Public Address II: Q&A with the class of 2010 – Hannah Silva

Before our upcoming Public Address II tour, we catch up with those who went on the original tour. Here’s 2010’s South West representative, Hannah Silva! 

HSilvaphoto1. Looking back, what impact did Public Address have on your work/development at the time?

It was great to visit the different regions, and meet the Apples and Snakes coordinators there. I really enjoy travelling and getting a sense of different places and audiences. I liked the fact that we were five very different poets, and it’s always good to watch other poets and their sets and see how they evolve over a few performances.



2. Since the tour, what have been key moments for you as a spoken word artist?

Opposition-175x200Following the tour I put together an Arts Council application to make and tour a solo show Opposition. That application was really building on my experience doing the public address tour. I got the funding, toured to around twelve venues, finishing with a run at the Ovalhouse in London. Apples and Snakes supported the work. I particularly enjoyed touring to the ARC in Stockton with the support of Kirsten at Apples. I learned a huge amount over that tour, about performing, my writing, and responding to audiences. It gave me the confidence to tackle big themes and awakened my interest in politics. I also learned a lot in terms of producing, tour booking, PR, applying for funding and managing a budget.

3. Looking forward as a spoken word artist, what next?

‘Total Man’, which is part of a night of work called Electronic Voice Phenomena toured in the Spring and gets one more outing at Bournemouth Arts Festival on Friday.

This Autumn I’m also touring The Disappearance of Sadie Jones which is a play I wrote and directed.
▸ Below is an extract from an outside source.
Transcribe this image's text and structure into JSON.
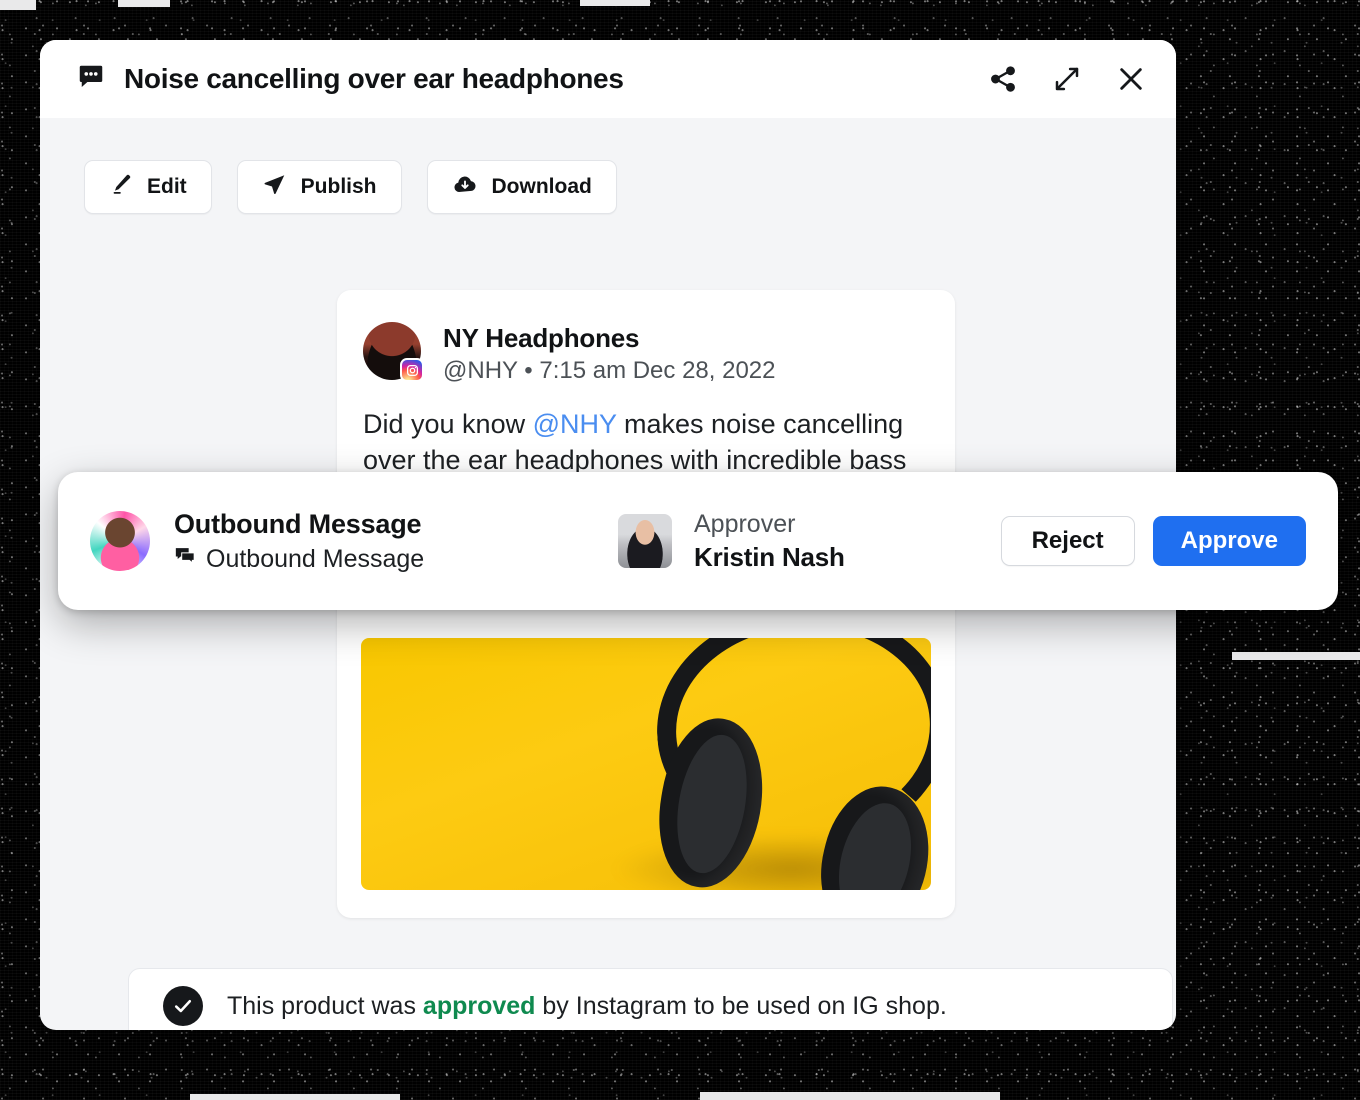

It’s a project I’ve spent a lot of time on and I’m very proud of. It’s theatre rather than spoken word but it has connections to my poetry work. It’s about a young woman who wants to disappear, it’s set inside her imagination, and it’s an attempt to use language and the sounds of words to get beneath the surface of the psyche.

I’ve also got my first collection Forms of Protest coming out with Penned in the Margins, the launch is on Thursday 14 November at Toynbee Studios in London. I’ve focused on performance rather than the page for a long time, so having my work published like this will be a very new experience.

'The Disappearance of Sadie Jones'4. What do you feel are the benefits of regional touring for spoken word artists?

I think it’s important for spoken word artists to get out as much as they can, to hear other poets, to meet other audiences, and to keep developing their own work. It’s important that the world of ‘spoken word’ has porous boundaries and intersects with other worlds. Touring helps this, especially when spoken word shows are programmed alongside theatre, music and comedy. It’s often a real challenge to get bookings and to persuade venues to take a risk on new work, but I can’t imagine making something and not touring it.

The Disappearance of Sadie Jones tours this Autumn to Barnstaple, Liverpool, Manchester, Leeds, Leicester, Birmingham, Plymouth and London. Details about that and Hannah’s work here.